Assay Cascade Application Process
The Nanotechnology Characterization Laboratory (NCL) solicits nanotechnology strategies from academia, industry, and government. Desired nanotechnology proposals include, but are not limited to, strategies that incorporate image contrast agents, cancer therapeutics, and targeting receptors or ligands. Given the large number of candidate nanomaterials that could be submitted to the NCL for characterization, a set of evaluation criteria will be applied to proposed nanotechnology strategies to aid in their selection and prioritization. A panel of scientists with expertise in chemistry, immunology, toxicology, pharmacology, and cancer biology will review and evaluate the proposals.
Application Process for NCL's Assay Cascade Characterization Program
The NCL solicits applications four times per year, with deadlines on the first business days of March, June, September, and December each year. The application process is conducted in two parts:
Part 1 is a four-page white paper application that describes the concept. The white paper is intended to provide reviewers with an introduction to your nanoformulation, the data previously generated, and areas where NCL could potentially provide further data. Applications are reviewed within 45 days of the application deadline.
Part 2 is a full proposal. The most promising white papers (i.e., nanotechnology strategies) will be asked to submit full proposals for part 2 of the application process. This proposal can be in the form of an oral presentation to the review committee or a written proposal. Invited applicants will be provided comments from the review committee on the evaluation of their white paper that they should address in their part 2. The part 2 proposals are due three months after receipt of the invitation letter and decisions are typically returned in about two weeks.
Characteristics of Proposed Therapeutic, Vaccine, and Diagnostic Concepts to be Addressed in Your White Paper Submission
To apply for NCL Assay Cascade characterization of your lead nanotechnology concept, please use this White Paper Application.
- Demonstrated Efficacy
Discuss findings from safety and efficacy studies. Studies should include all appropriate controls (e.g., standard of care comparison, nontargeted controls, etc.), use a cancer model appropriate to your intended indication, and use the intended clinical route of administration. Given the competitive nature of the application process, preference is given to applications that have in vivo efficacy data as opposed to only in vitro data.
- Anticipated Impact of Strategy

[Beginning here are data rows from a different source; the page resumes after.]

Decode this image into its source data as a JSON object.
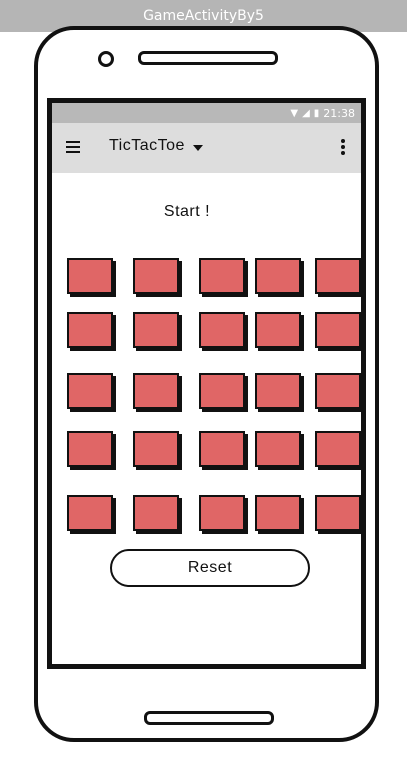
{
  "window": {
    "title": "GameActivityBy5"
  },
  "statusbar": {
    "time": "21:38"
  },
  "toolbar": {
    "title": "TicTacToe"
  },
  "game": {
    "status": "Start !",
    "rows": 5,
    "cols": 5,
    "cell_color": "#e06666",
    "reset_label": "Reset"
  }
}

Describe the projected clinical use of the material and the basic biological mechanisms of action. What is the strategy's advantage when compared with existing therapeutics and diagnostics? If the strategy has benefits due to targeting or specificity, discuss the specific underlying mechanisms and include data to support these claims. Describe any significant findings related to safety or pharmacology endpoints, comparing these results with current therapeutics or devices.
- Previous Characterization of Material
Supply detailed information on assays previously used to characterize the material and discuss lot-to-lot variability. If the variability is large, physical and biological assays will not provide meaningful data, and the concept is not likely to be accepted into the program. In addition discuss the shelf-life stability of the formulation. Since the NCL Assay Cascade involves extended characterization efforts, a minimal shelf-life of 3 months will be required for acceptance into the program.
- Manufacturing Process; Compatibility with Scale-Up
Briefly describe the manufacturing process and steps used during purification. Discuss impurities that may be present in the final product. Provide information on the current batch size of nanomaterial (e.g., milligram, gram, or kilogram scale). Discuss potential obstacles associated with producing enough material for completing the NCL Assay Cascade evaluation studies.
- Inherent Toxicity of Nanotechnology Concept
Include information on relevant safety issues related to the production, purification, handling and use of the nanomaterial. For example, if the nanomaterial contains a known toxic compound, discuss how the strategy overcomes or mitigates potential adverse health effects.
- Plan or Strategy to Transition the Concept to Clinical Use
Information related to teaming with industry, non-profit, academic, or other government partners in the translation effort is of interest to the NCL. If applicable, describe steps previously taken toward translation of the nanomaterial to clinical use. Discuss possible sponsors for future studies or trials and arrangements with commercial production firms. Discuss intellectual property issues related to the material, especially if the material uses licenses or represents an improvement or modification of an existing material or production process. If applicable, a brief summary of similar or closely related antecedents or approaches to the submitted nanomaterial should be described.
Characteristics of Proposed SAR Studies, Technology Advancements, and Method Development Efforts to be Addressed in White Paper Submission
To apply for NCL assistance with your SAR study, technology advancement, or method development projects, please use this White Paper Application.
- Unaddressed Need
Discuss specific gaps in the current state of cancer nanotechnology which the SAR study will fill or the limitations/needs that the technology or method will address.
- Advantages Over Existing Approaches
Discuss advantages of your approach/technology over those currently used in the field of cancer nanotechnology.
- Anticipated Impact
Discuss the impact of the proposed SAR, technology or method on cancer nanotechnology.
- Requested Assistance
Discuss the needs for your SAR study or technology/method development which NCL might assist with. Please reference the instrumentation and protocol capabilities of the NCL’s Assay Cascade.